Beginning Knitter - Please Help!

I took a knitting class last week and loved it, but now that I’m home, I feel lost, even with all the information and videos on the web.

My main problem is transitioning at the end of one row to starting the next row.

I keep casting on one row, and then knitting the next. That part is fine until I pick up the VERY last stitch on my left needle to put it on my right needle. I end up with a loose loop of thread just hanging there on my right needle. Am I supposed to leave the last stitch on the left needle and somehow start from there?

Can anyone help?


If I understand correctly you are not knitting the last stitch at the end of the row. In some cases this is done to create a lose stitch on the edge to allow seaming the piece. Generally all the stitches are knit and you then turn the work and knit or purl back.

Can you post a link to you pattern or print a few line of the pattern (not the complete pattern because of copy-right) this will give a better idea of what the pattern wants.


Thanks for your reply! I’ve been knitting the last stitch - or trying to - so then all of the stitches have moved from my left needle to my right, but the last stitch doesn’t look like a stitch. It looks like a loose loop and then if I’m not careful the whole thing falls off my needles.

I’m not following a specific pattern. The teacher is having me cast on a row of ten stitches and then knit, purl, or alternate and just keep going until I have a very simple scarf.

I hope this makes sense. I could charge up my camera batteries and try to post pictures tomorrow.

Thanks so much again,


the last stitch often looks looser than the rest of the row. This may be because you have just begun and are not used to the look of the fabric, in which case just knit (or purl) the stitch as a normal first stitch in the row and this will sort itself as you get more practise. the other thing may be that you are knitting a little too loosely and leaving the last stitch too close to the end of the needle. Even tension comes with practise too. To stop it falling off as you change the needles from right hand to left hand in preparation for your next row, push the stitches back a little, then bring them forward as you start to knit the row. Above all - RELAX - persevere,it all becomes easier the more you do, and enjoy the experience. Once you’re hooked it’s amazing how quickly things fall into place! Happy knitting.


After you work the next row, the last loop won’t look as large as it does at the end of the row. So just knit it, turn your work and knit the next row.


I find that often the first or last stitch when I turn looks big. I treat the last/first stitch similar to the stitches where I change from knit to purl or purl to knit. I am very careful to pull the tension on the the two stitches before and after the knit/purl change or end of a row a little tighter than normal.

At the end of a row you have much of the weight of the knitting being held by that last stitch. The turning of the piece and the restart of knitting all plays with the tension of the last stitch and first stitch of the new row. It take the friction of two or three stitches to hold your yarn in place.

Knit the last stitch in the row, turn the piece and insert your needle to start the next row.
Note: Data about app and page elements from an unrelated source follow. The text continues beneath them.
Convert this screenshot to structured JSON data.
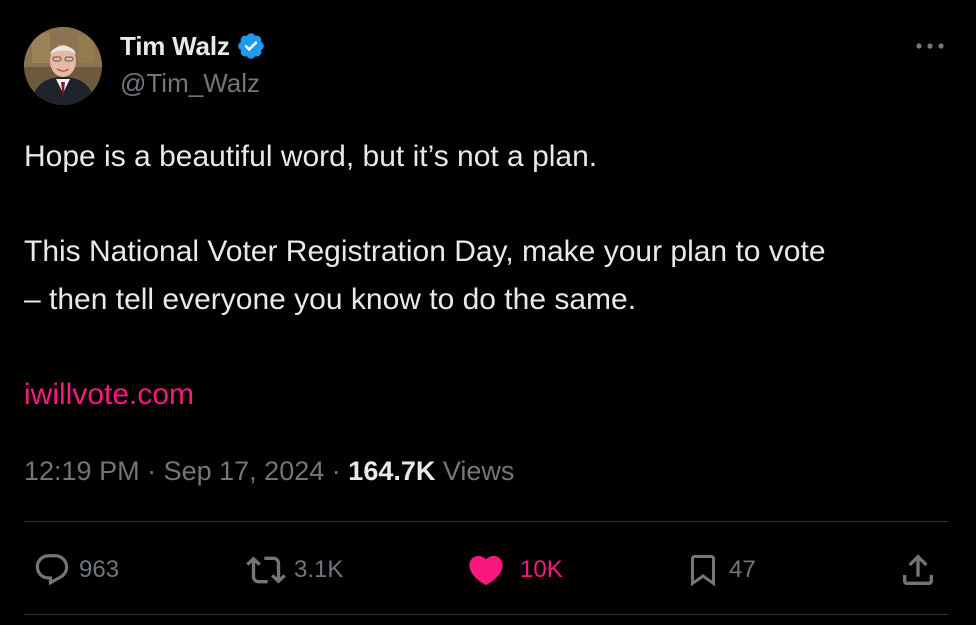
{
  "author": {
    "display_name": "Tim Walz",
    "handle": "@Tim_Walz",
    "verified": true,
    "verified_color": "#1d9bf0"
  },
  "tweet": {
    "paragraph1": "Hope is a beautiful word, but it’s not a plan.",
    "paragraph2_line1": "This National Voter Registration Day, make your plan to vote",
    "paragraph2_line2": "– then tell everyone you know to do the same.",
    "link_text": "iwillvote.com",
    "link_color": "#f91880"
  },
  "meta": {
    "time": "12:19 PM",
    "separator": "·",
    "date": "Sep 17, 2024",
    "views_count": "164.7K",
    "views_label": "Views"
  },
  "actions": {
    "replies": "963",
    "reposts": "3.1K",
    "likes": "10K",
    "likes_active": true,
    "bookmarks": "47"
  },
  "icons": {
    "more": "more-horizontal-icon",
    "reply": "reply-bubble-icon",
    "repost": "repost-arrows-icon",
    "like": "heart-icon",
    "bookmark": "bookmark-icon",
    "share": "share-upload-icon"
  },
  "colors": {
    "background": "#000000",
    "text_primary": "#e7e9ea",
    "text_secondary": "#71767b",
    "divider": "#2f3336",
    "like_active": "#f91880"
  }
}
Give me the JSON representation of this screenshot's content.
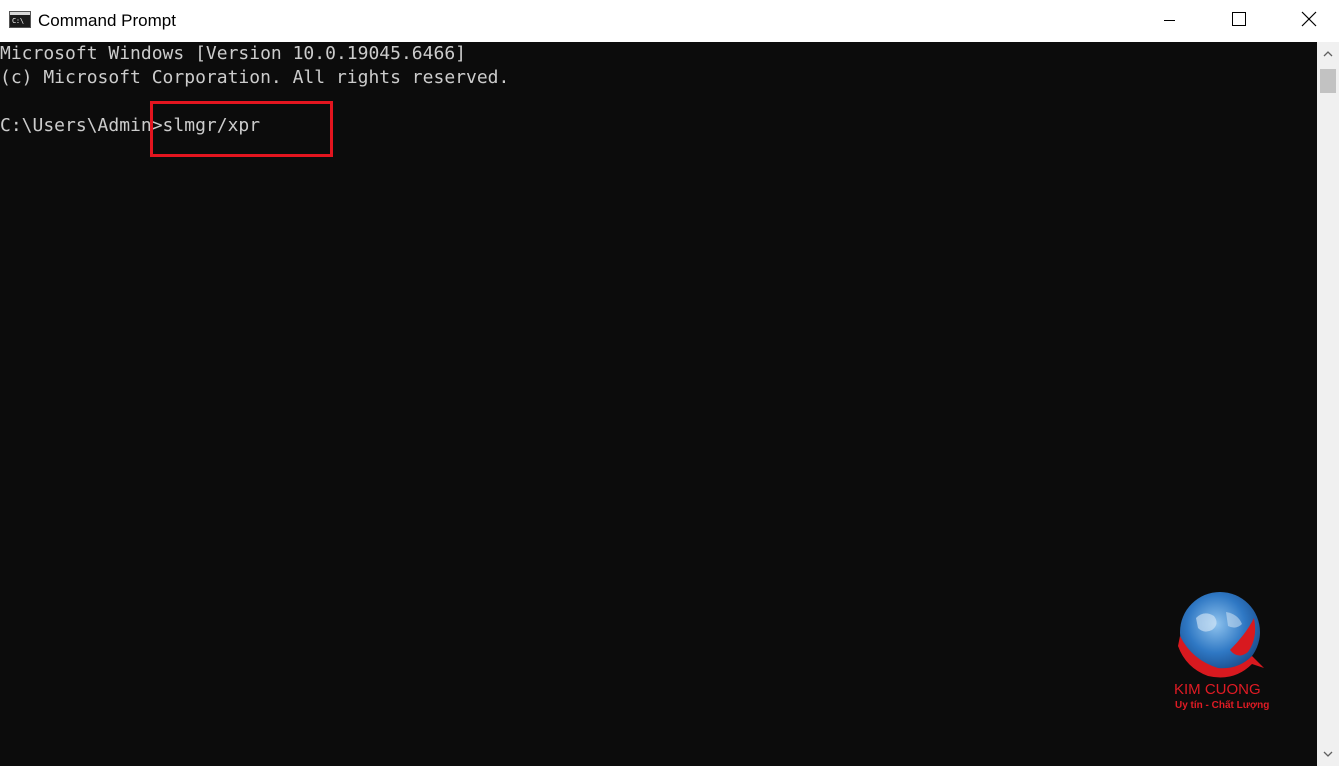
{
  "window": {
    "title": "Command Prompt",
    "icon": "cmd-icon",
    "icon_text": "C:\\",
    "controls": {
      "minimize_icon": "minimize-icon",
      "maximize_icon": "maximize-icon",
      "close_icon": "close-icon"
    }
  },
  "console": {
    "lines": [
      "Microsoft Windows [Version 10.0.19045.6466]",
      "(c) Microsoft Corporation. All rights reserved.",
      "C:\\Users\\Admin>slmgr/xpr"
    ],
    "highlight_color": "#e3151f",
    "background": "#0c0c0c",
    "text_color": "#cccccc"
  },
  "scrollbar": {
    "up_icon": "scroll-up-arrow-icon",
    "down_icon": "scroll-down-arrow-icon"
  },
  "watermark": {
    "brand": "KIM CUONG",
    "slogan": "Uy tín - Chất Lượng",
    "logo_icon": "globe-logo-icon",
    "color": "#e01b24"
  }
}
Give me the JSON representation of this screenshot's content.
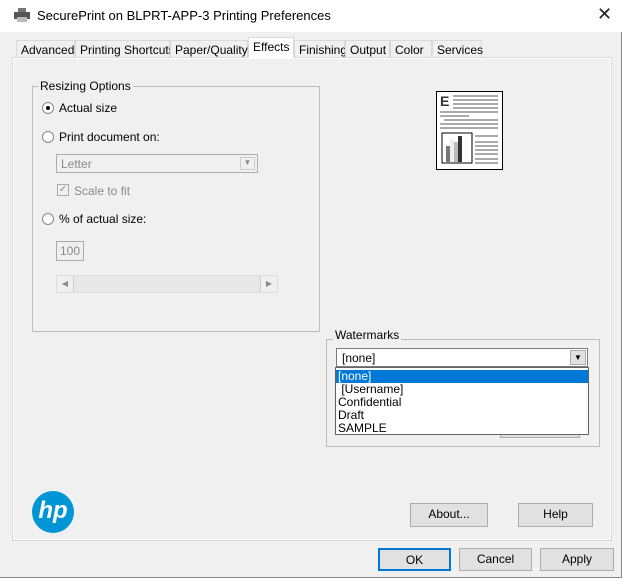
{
  "window": {
    "title": "SecurePrint on BLPRT-APP-3 Printing Preferences",
    "icon": "printer-icon",
    "close": "✕"
  },
  "tabs": [
    {
      "label": "Advanced"
    },
    {
      "label": "Printing Shortcuts"
    },
    {
      "label": "Paper/Quality"
    },
    {
      "label": "Effects",
      "active": true
    },
    {
      "label": "Finishing"
    },
    {
      "label": "Output"
    },
    {
      "label": "Color"
    },
    {
      "label": "Services"
    }
  ],
  "resizing": {
    "title": "Resizing Options",
    "actual_size": "Actual size",
    "print_on": "Print document on:",
    "paper_value": "Letter",
    "scale_to_fit": "Scale to fit",
    "scale_checked": true,
    "percent": "% of actual size:",
    "percent_value": "100",
    "selected": "actual_size"
  },
  "watermarks": {
    "title": "Watermarks",
    "selected": "[none]",
    "options": [
      "[none]",
      " [Username]",
      "Confidential",
      "Draft",
      "SAMPLE"
    ],
    "highlight_color": "#0078d7"
  },
  "buttons": {
    "about": "About...",
    "help": "Help",
    "ok": "OK",
    "cancel": "Cancel",
    "apply": "Apply"
  },
  "logo": {
    "text": "hp",
    "color": "#0096d6"
  }
}
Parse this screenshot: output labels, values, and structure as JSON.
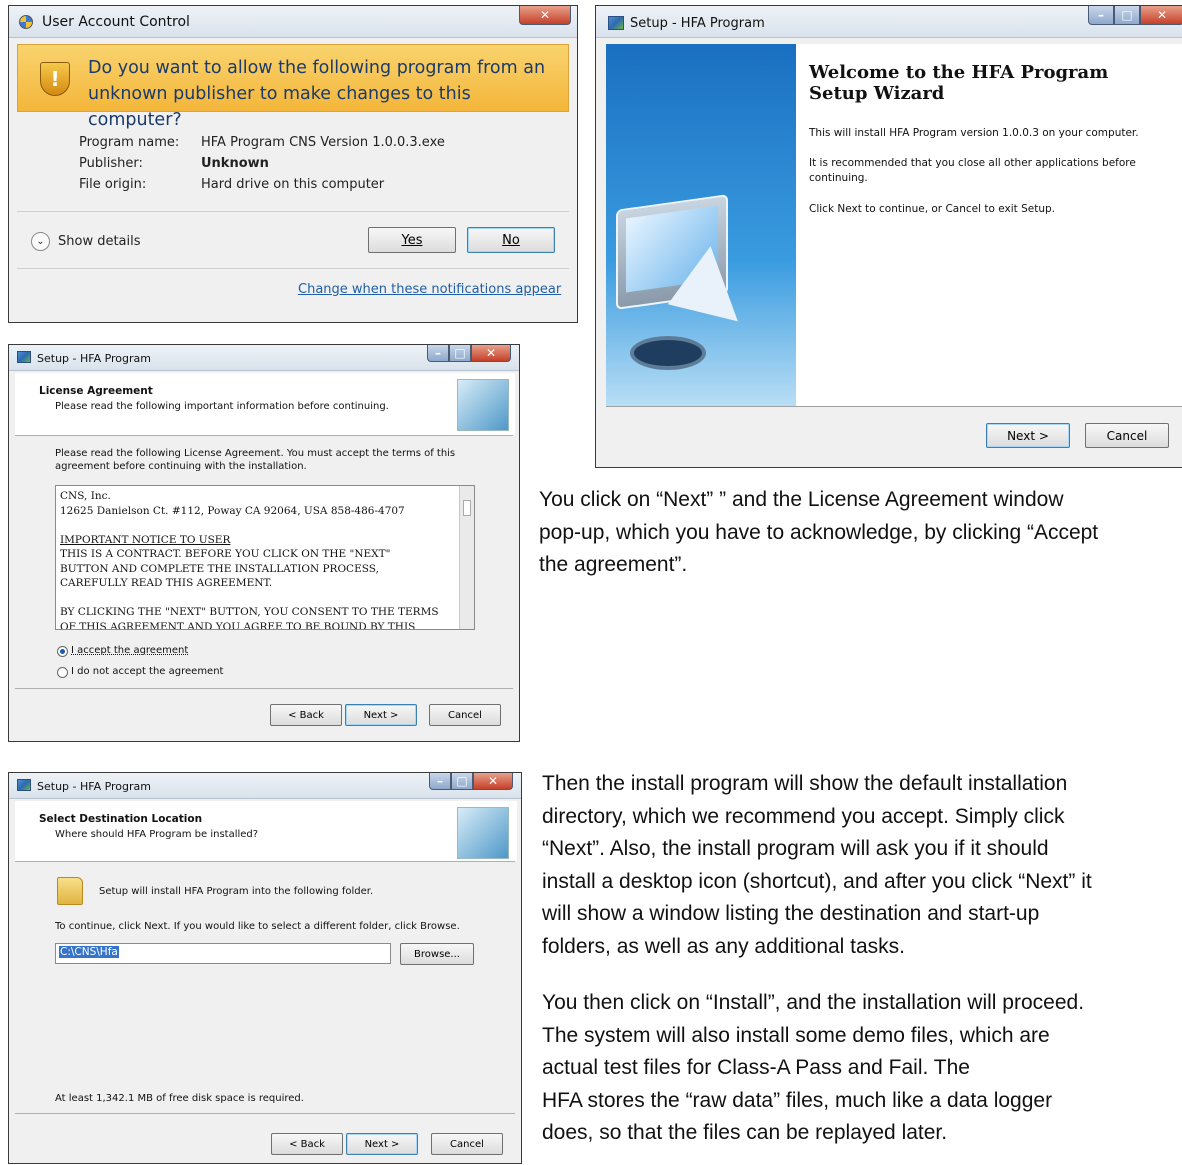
{
  "uac": {
    "title": "User Account Control",
    "question": [
      "Do you want to allow the following program from an",
      "unknown publisher to make changes to this computer?"
    ],
    "program_label": "Program name:",
    "program_value": "HFA Program CNS Version 1.0.0.3.exe",
    "publisher_label": "Publisher:",
    "publisher_value": "Unknown",
    "origin_label": "File origin:",
    "origin_value": "Hard drive on this computer",
    "show_details": "Show details",
    "yes": "Yes",
    "no": "No",
    "change_link": "Change when these notifications appear"
  },
  "welcome": {
    "title": "Setup - HFA Program",
    "heading": [
      "Welcome to the HFA Program",
      "Setup Wizard"
    ],
    "line1": "This will install HFA Program version 1.0.0.3 on your computer.",
    "line2a": "It is recommended that you close all other applications before",
    "line2b": "continuing.",
    "line3": "Click Next to continue, or Cancel to exit Setup.",
    "next": "Next >",
    "cancel": "Cancel"
  },
  "license": {
    "title": "Setup - HFA Program",
    "heading": "License Agreement",
    "subheading": "Please read the following important information before continuing.",
    "intro_a": "Please read the following License Agreement. You must accept the terms of this",
    "intro_b": "agreement before continuing with the installation.",
    "text": [
      "CNS, Inc.",
      "12625 Danielson Ct. #112, Poway CA 92064, USA 858-486-4707",
      "",
      "IMPORTANT NOTICE TO USER",
      "THIS IS A CONTRACT.  BEFORE YOU CLICK ON THE \"NEXT\"",
      "BUTTON AND COMPLETE THE INSTALLATION PROCESS,",
      "CAREFULLY READ THIS AGREEMENT.",
      "",
      "BY CLICKING THE \"NEXT\" BUTTON, YOU CONSENT TO THE TERMS",
      "OF THIS AGREEMENT AND YOU AGREE TO BE BOUND BY THIS"
    ],
    "accept": "I accept the agreement",
    "decline": "I do not accept the agreement",
    "back": "< Back",
    "next": "Next >",
    "cancel": "Cancel"
  },
  "destination": {
    "title": "Setup - HFA Program",
    "heading": "Select Destination Location",
    "subheading": "Where should HFA Program be installed?",
    "folder_text": "Setup will install HFA Program into the following folder.",
    "instruction": "To continue, click Next. If you would like to select a different folder, click Browse.",
    "path": "C:\\CNS\\Hfa",
    "browse": "Browse...",
    "space": "At least 1,342.1 MB of free disk space is required.",
    "back": "< Back",
    "next": "Next >",
    "cancel": "Cancel"
  },
  "text1": [
    "You click on “Next” ” and the License Agreement window",
    "pop-up, which you have to acknowledge, by clicking “Accept",
    "the agreement”."
  ],
  "text2": [
    "Then the install program will show the default installation",
    "directory, which we recommend you accept. Simply click",
    "“Next”. Also, the install program will ask you if it should",
    "install a desktop icon (shortcut), and after you click “Next” it",
    "will show a window listing the destination and start-up",
    "folders, as well as any additional tasks."
  ],
  "text3": [
    "You then click on “Install”, and the installation will proceed.",
    "The system will also install some demo files, which are",
    "actual test files for Class-A Pass and Fail. The",
    "HFA stores the “raw data” files, much like a data logger",
    "does, so that the files can be replayed later."
  ]
}
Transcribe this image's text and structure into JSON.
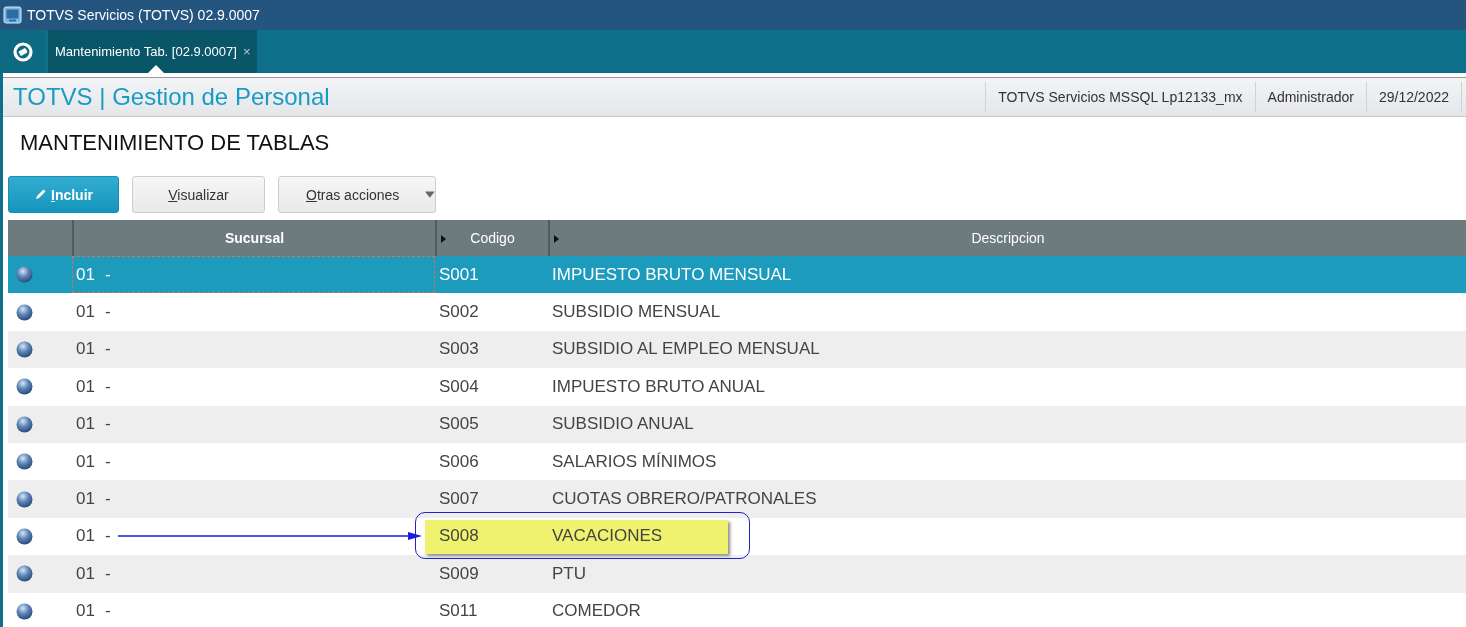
{
  "window": {
    "title": "TOTVS Servicios (TOTVS) 02.9.0007"
  },
  "tabs": [
    {
      "label": "Mantenimiento Tab. [02.9.0007]",
      "close": "×",
      "selected": true
    }
  ],
  "header": {
    "app_title": "TOTVS | Gestion de Personal",
    "environment": "TOTVS Servicios MSSQL Lp12133_mx",
    "user": "Administrador",
    "date": "29/12/2022"
  },
  "page_title": "MANTENIMIENTO DE TABLAS",
  "buttons": [
    {
      "label": "Incluir",
      "kind": "primary"
    },
    {
      "label": "Visualizar",
      "kind": "plain"
    },
    {
      "label": "Otras acciones",
      "kind": "dropdown"
    }
  ],
  "table": {
    "columns": [
      {
        "label": "Sucursal",
        "bold": true,
        "sort_marker": false
      },
      {
        "label": "Codigo",
        "bold": false,
        "sort_marker": true
      },
      {
        "label": "Descripcion",
        "bold": false,
        "sort_marker": true
      }
    ],
    "rows": [
      {
        "sucursal": "01",
        "sep": "-",
        "codigo": "S001",
        "descripcion": "IMPUESTO BRUTO MENSUAL",
        "selected": true,
        "highlighted": false
      },
      {
        "sucursal": "01",
        "sep": "-",
        "codigo": "S002",
        "descripcion": "SUBSIDIO MENSUAL",
        "selected": false,
        "highlighted": false
      },
      {
        "sucursal": "01",
        "sep": "-",
        "codigo": "S003",
        "descripcion": "SUBSIDIO AL EMPLEO MENSUAL",
        "selected": false,
        "highlighted": false
      },
      {
        "sucursal": "01",
        "sep": "-",
        "codigo": "S004",
        "descripcion": "IMPUESTO BRUTO ANUAL",
        "selected": false,
        "highlighted": false
      },
      {
        "sucursal": "01",
        "sep": "-",
        "codigo": "S005",
        "descripcion": "SUBSIDIO ANUAL",
        "selected": false,
        "highlighted": false
      },
      {
        "sucursal": "01",
        "sep": "-",
        "codigo": "S006",
        "descripcion": "SALARIOS MÍNIMOS",
        "selected": false,
        "highlighted": false
      },
      {
        "sucursal": "01",
        "sep": "-",
        "codigo": "S007",
        "descripcion": "CUOTAS OBRERO/PATRONALES",
        "selected": false,
        "highlighted": false
      },
      {
        "sucursal": "01",
        "sep": "-",
        "codigo": "S008",
        "descripcion": "VACACIONES",
        "selected": false,
        "highlighted": true
      },
      {
        "sucursal": "01",
        "sep": "-",
        "codigo": "S009",
        "descripcion": "PTU",
        "selected": false,
        "highlighted": false
      },
      {
        "sucursal": "01",
        "sep": "-",
        "codigo": "S011",
        "descripcion": "COMEDOR",
        "selected": false,
        "highlighted": false
      }
    ]
  }
}
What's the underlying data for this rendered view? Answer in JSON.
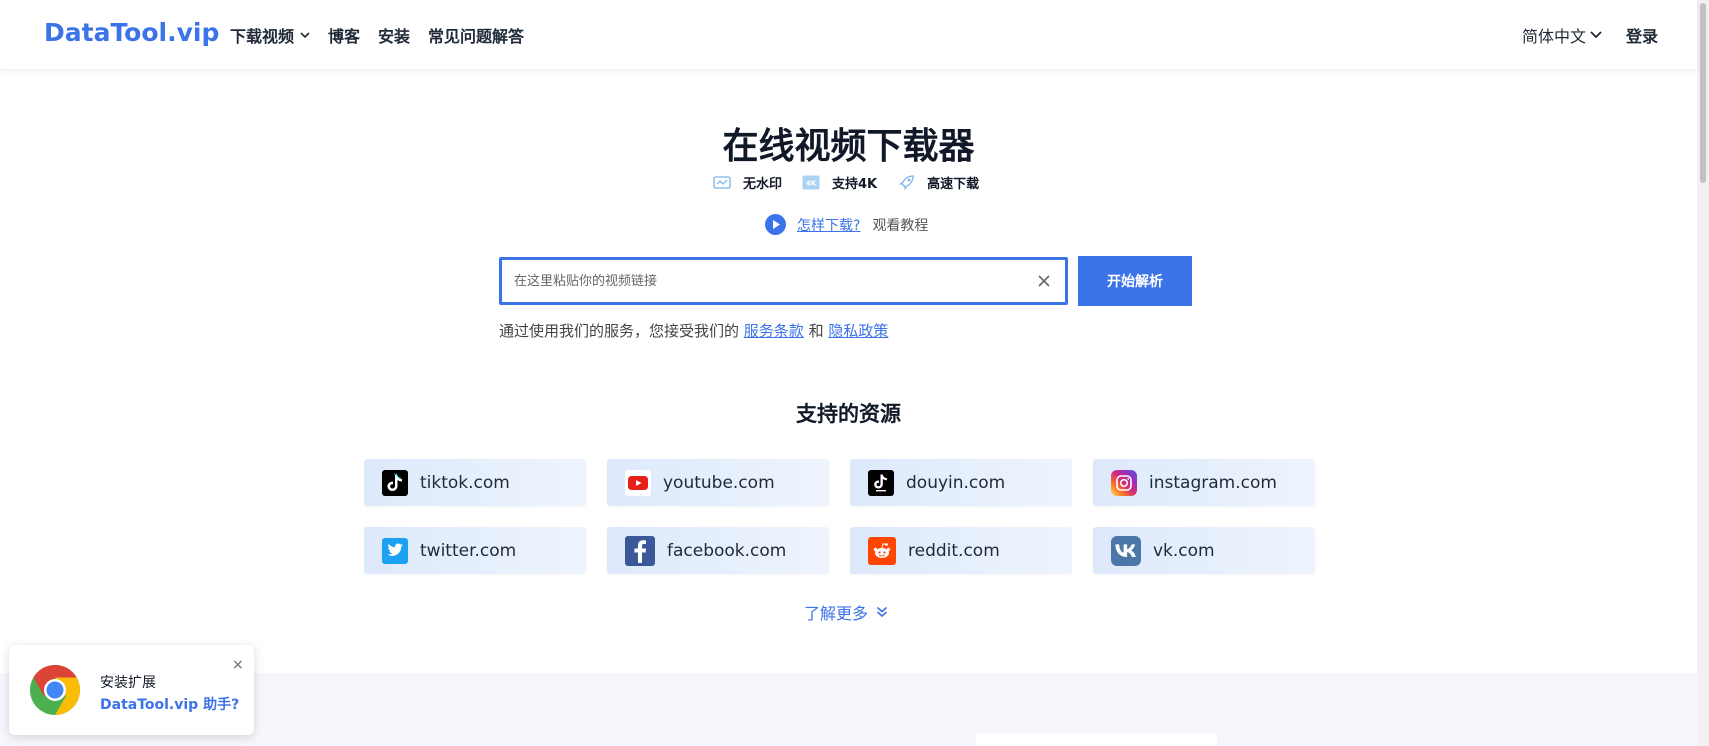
{
  "header": {
    "logo": "DataTool.vip",
    "nav": [
      {
        "label": "下载视频",
        "has_dropdown": true
      },
      {
        "label": "博客"
      },
      {
        "label": "安装"
      },
      {
        "label": "常见问题解答"
      }
    ],
    "language": "简体中文",
    "login": "登录"
  },
  "hero": {
    "title": "在线视频下载器",
    "features": [
      {
        "icon": "no-watermark-icon",
        "label": "无水印"
      },
      {
        "icon": "4k-icon",
        "label": "支持4K"
      },
      {
        "icon": "rocket-icon",
        "label": "高速下载"
      }
    ],
    "howto_link": "怎样下载?",
    "howto_text": "观看教程",
    "search_placeholder": "在这里粘贴你的视频链接",
    "search_value": "",
    "parse_button": "开始解析",
    "terms_prefix": "通过使用我们的服务，您接受我们的",
    "terms_link": "服务条款",
    "terms_and": "和",
    "privacy_link": "隐私政策"
  },
  "sources": {
    "title": "支持的资源",
    "items": [
      {
        "label": "tiktok.com",
        "icon": "tiktok-icon"
      },
      {
        "label": "youtube.com",
        "icon": "youtube-icon"
      },
      {
        "label": "douyin.com",
        "icon": "douyin-icon"
      },
      {
        "label": "instagram.com",
        "icon": "instagram-icon"
      },
      {
        "label": "twitter.com",
        "icon": "twitter-icon"
      },
      {
        "label": "facebook.com",
        "icon": "facebook-icon"
      },
      {
        "label": "reddit.com",
        "icon": "reddit-icon"
      },
      {
        "label": "vk.com",
        "icon": "vk-icon"
      }
    ],
    "more": "了解更多"
  },
  "popup": {
    "line1": "安装扩展",
    "line2": "DataTool.vip 助手?",
    "close": "×"
  },
  "colors": {
    "accent": "#3b73e8",
    "youtube": "#e62117",
    "twitter": "#1da1f2",
    "facebook": "#3b5998",
    "reddit": "#ff4500",
    "vk": "#4a76a8"
  }
}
Pull on the yarn and put some extra tension in the last stitch, knit the first stitch of the row and pull the tension a little tighter. Knit the second stitch of the row and again pull the tension a little tighter than normal. The tension of the third stitch depends on the type of yarn, if it is a slippery yarn put extra tension on the third stitch. Normally after two or three stitches with same extra tension I can go back to normal knitting.

I have found that for me the tendency for bigger stitches at the end of a row or ladders between knits and purls is offset by the extra tension on the two or three stitches before and after these stitches.